"Look at the detail!" one of our regular customers exclaimed stopping short right in front of a newly arrived item, an Eldred Wheeler Collector's Edition Bonnet Top Secretary.
No wonder. With 12 small drawers, 14 secret drawers, and exquisite fan carvings, the secretary is an extraordinary example of the art of woodworking. What caught her eye, though, were the two small and delicate shelves of wood that slid smoothly out from beneath the cabinet doors. "What are these?"
"Those are the candle slides," Ron, our showroom manager and furniture expert, explained. "Before electricity, you would need a candle near to provide light for your work."
The Eldred Wheeler piece is a reproduction, but it tells a lot about the way of life in Massachusetts in the 1700s. Woodworkers spent days - even weeks - on the fan carvings and details. Hidden drawers and subtle pigeonholes were a secret delight for the owner.
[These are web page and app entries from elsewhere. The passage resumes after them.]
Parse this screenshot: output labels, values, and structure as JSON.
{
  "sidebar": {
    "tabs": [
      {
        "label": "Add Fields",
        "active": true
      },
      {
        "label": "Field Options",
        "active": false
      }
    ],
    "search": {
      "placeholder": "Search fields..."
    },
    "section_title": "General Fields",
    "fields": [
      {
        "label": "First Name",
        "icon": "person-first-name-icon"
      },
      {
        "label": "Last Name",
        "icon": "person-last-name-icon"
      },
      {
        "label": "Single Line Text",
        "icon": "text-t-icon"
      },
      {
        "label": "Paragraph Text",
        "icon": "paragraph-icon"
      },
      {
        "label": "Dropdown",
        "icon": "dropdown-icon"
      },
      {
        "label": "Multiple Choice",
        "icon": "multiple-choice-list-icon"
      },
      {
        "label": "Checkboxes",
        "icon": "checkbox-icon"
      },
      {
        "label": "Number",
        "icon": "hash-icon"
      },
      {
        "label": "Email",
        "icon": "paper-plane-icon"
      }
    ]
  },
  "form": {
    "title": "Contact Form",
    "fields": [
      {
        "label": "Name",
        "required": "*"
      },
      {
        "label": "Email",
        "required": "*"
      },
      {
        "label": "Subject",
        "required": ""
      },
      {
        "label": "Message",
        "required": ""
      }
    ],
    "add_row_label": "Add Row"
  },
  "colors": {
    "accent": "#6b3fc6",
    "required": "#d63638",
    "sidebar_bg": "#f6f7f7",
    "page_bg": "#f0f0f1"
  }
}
Which got me thinking. In last week's blog, I killed off Queen Anne, declaring that once-popular furniture style now out-of-date. Pieces as exquisite as the Eldred Wheeler are rare - and so expensive that few but the most ardent collector can afford them. So what's next for the rest of us?
We are at a crossroads. We're taller and fatter. We aren't farmers and small-town laborers like they were in the 1700s. We roam the planet like hunter-gatherers now. We shed belongings - and buy more - with every move. We like quality but we won't pay for it.
What does that mean for furniture? Are we happy to live on chunks of foam wrapped in polyester? Has furniture become the new Dixie cup: disposable? Are we still willing to pay for quality, detail, character and art? What do you think?